[Supplied data Boundary: Start]

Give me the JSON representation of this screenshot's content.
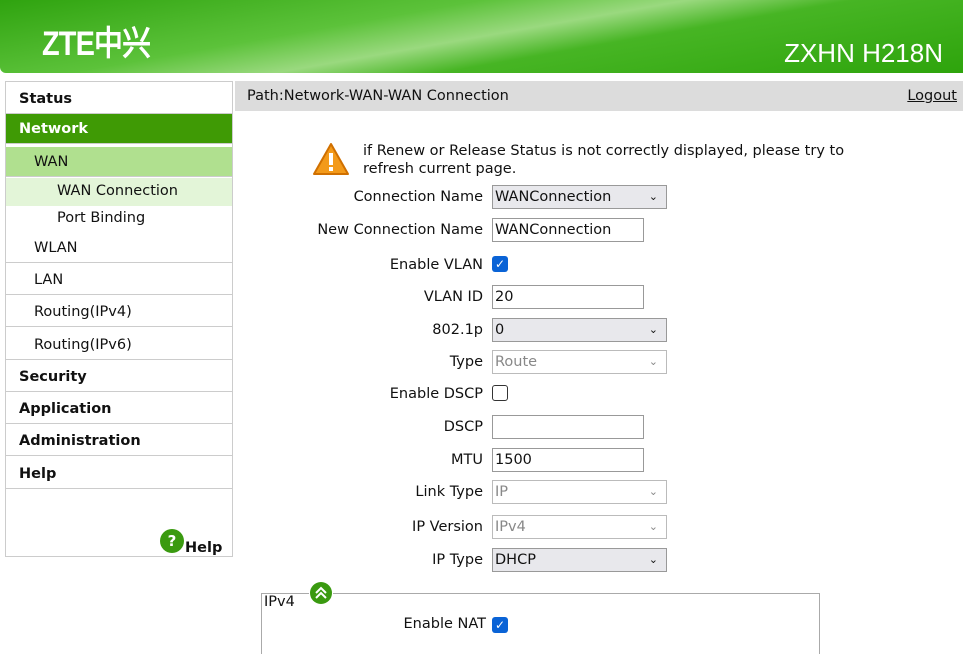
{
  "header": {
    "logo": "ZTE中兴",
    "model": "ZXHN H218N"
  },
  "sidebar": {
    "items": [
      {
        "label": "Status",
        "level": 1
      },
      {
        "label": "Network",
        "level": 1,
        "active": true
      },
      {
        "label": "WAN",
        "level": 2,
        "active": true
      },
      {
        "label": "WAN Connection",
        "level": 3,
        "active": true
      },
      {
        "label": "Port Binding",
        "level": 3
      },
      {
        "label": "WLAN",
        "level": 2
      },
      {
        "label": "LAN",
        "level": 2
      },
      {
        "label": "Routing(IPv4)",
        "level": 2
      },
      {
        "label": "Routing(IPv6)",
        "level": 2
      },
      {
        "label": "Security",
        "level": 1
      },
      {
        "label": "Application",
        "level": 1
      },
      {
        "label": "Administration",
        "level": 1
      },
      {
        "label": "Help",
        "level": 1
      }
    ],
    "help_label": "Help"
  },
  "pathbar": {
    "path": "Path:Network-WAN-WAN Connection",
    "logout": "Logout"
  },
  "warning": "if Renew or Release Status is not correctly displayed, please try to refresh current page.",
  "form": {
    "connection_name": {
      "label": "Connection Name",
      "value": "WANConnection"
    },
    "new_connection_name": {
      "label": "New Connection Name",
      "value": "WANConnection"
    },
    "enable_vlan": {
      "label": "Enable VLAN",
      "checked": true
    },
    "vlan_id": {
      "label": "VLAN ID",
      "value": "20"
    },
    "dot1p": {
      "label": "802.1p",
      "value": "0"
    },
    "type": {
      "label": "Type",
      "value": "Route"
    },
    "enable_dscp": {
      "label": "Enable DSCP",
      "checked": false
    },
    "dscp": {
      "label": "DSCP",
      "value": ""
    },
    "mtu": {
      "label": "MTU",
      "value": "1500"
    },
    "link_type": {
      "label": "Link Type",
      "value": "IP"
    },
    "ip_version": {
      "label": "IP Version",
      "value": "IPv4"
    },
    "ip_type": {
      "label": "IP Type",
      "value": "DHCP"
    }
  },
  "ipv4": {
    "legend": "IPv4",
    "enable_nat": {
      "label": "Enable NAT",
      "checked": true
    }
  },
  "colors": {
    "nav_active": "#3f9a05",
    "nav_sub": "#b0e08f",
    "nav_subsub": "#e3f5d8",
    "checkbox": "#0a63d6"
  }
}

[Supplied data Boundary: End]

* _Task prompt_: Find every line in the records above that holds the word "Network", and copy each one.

* _Solution to this exercise_:
        "label": "Network",
    "path": "Path:Network-WAN-WAN Connection",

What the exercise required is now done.